How Tinker Hatfield became sneaker royalty
It comes as no surprise that Tinker Hatfield is considered one of the greatest minds to ever grace the footwear industry. Currently, Nike’s Vice President for Special Projects, Hatfield cemented himself as a name as synonymous with sneaker culture as Nike itself.
Hatfield joined Nike in 1981, after graduating from the University of Oregon School of Architecture. He began working exclusively on sneaker design for Nike just four years later in 1985.
However, it was two years later in 1987, when Hatfield’s legacy first begun, going against a Nike design brief to create the now-legendary Air Max 1 silhouette. The move was met with a great deal of controversy over Tinker’s “rebellious” design choice – equipping it with a visible Air Unit underfoot – this was the first time anyone had done anything like it, and the shoe went on to become one of the most iconic in the industry.

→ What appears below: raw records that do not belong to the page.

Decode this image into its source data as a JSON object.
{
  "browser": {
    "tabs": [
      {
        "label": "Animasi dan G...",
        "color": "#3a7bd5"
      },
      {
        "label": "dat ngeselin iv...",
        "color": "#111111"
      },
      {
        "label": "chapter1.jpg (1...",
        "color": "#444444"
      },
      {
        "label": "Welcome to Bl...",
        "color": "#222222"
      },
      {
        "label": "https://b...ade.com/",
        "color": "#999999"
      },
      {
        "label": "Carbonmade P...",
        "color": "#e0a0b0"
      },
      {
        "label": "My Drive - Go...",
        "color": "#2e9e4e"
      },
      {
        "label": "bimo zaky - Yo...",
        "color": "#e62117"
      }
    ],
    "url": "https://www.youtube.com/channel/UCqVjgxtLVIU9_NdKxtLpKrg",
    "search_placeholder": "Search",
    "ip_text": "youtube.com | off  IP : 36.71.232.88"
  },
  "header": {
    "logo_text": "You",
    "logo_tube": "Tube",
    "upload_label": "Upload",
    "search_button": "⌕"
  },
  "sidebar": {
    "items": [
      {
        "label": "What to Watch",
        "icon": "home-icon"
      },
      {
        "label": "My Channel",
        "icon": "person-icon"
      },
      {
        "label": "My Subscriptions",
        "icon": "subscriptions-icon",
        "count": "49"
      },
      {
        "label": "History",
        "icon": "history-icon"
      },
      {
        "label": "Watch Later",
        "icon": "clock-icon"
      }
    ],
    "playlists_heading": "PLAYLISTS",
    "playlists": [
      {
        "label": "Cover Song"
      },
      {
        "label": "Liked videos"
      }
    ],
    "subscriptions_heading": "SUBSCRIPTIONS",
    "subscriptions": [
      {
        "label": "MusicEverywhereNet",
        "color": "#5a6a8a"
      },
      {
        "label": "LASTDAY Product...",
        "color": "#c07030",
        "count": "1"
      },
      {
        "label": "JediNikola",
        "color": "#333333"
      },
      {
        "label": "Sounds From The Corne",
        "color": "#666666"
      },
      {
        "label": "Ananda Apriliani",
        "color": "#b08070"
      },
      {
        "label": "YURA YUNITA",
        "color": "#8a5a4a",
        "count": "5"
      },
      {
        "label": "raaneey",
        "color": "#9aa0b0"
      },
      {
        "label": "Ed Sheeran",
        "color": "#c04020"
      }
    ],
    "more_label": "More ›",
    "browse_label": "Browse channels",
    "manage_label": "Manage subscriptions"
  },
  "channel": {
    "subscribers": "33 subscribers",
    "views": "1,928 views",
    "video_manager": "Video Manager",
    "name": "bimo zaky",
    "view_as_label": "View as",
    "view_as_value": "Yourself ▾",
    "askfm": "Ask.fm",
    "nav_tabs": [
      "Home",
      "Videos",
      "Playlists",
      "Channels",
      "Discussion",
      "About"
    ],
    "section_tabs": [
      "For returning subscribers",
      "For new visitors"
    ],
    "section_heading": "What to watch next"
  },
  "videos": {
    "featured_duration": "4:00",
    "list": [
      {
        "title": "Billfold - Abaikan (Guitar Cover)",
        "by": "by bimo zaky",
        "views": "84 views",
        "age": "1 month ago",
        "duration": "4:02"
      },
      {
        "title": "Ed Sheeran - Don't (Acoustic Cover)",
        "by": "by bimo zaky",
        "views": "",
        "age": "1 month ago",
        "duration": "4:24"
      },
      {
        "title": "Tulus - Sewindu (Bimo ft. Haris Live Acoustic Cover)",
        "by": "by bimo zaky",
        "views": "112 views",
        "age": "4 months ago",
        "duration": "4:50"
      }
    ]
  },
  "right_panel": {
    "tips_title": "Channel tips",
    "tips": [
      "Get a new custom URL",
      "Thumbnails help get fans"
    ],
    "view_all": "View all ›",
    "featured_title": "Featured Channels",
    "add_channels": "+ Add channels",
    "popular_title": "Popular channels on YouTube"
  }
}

Ironically, Hatfield’s inspiration for the shoe was The Centre Pompidou in Paris – a landmark that is widely considered an eyesore due to its structural elements being on the outside of the building.
The following year, Hatfield saved the Swoosh retailer from losing Michael Jordan to rivals adidas with the Air Jordan 3, this paved the way for what is now considered the most successful and longstanding partnership in sneaker history, between Nike and Jordan brand. The Air Jordan 4 came shortly after, as the '80s were coming to an end, with Tinker looking to once again change the game.
Hatfield went on to solidify himself further with the inception of the Nike Air MAG. The futuristic model was made famous after featuring in Robert Zemeckis’ cult classic ‘80s film, Back to the Future II. The shoe features Nike’s self-lacing technology and is considered one of the ultimate grails of all time.
In the years that followed, Hatfield continued to set the game ablaze with his designs – 1990 saw two more now-iconic iterations in the Air Max 90 and Air Jordan 5 models – followed by the Air Jordan 6, Huarache, and Mowabb in 1991.
Tinker Hatfield continued to design MJ’s signature sneakers between 1992-2000, with his most renowned models during this era being the Air Jordan 11, and the Air Jordan 13.
With such a renowned and illustrious history behind him, it’s clear to see that Tinker Hatfield is more than just a designer, he’s the lynchpin in the Oregon-based retailer’s rise to the forefront of modern-day streetwear culture.
His shoes have shaped a generation of sneaker-lovers around the world, with their popularity spanning decades. Shoes will come and go, but one thing is for sure – there will never be another Tinker Hatfield.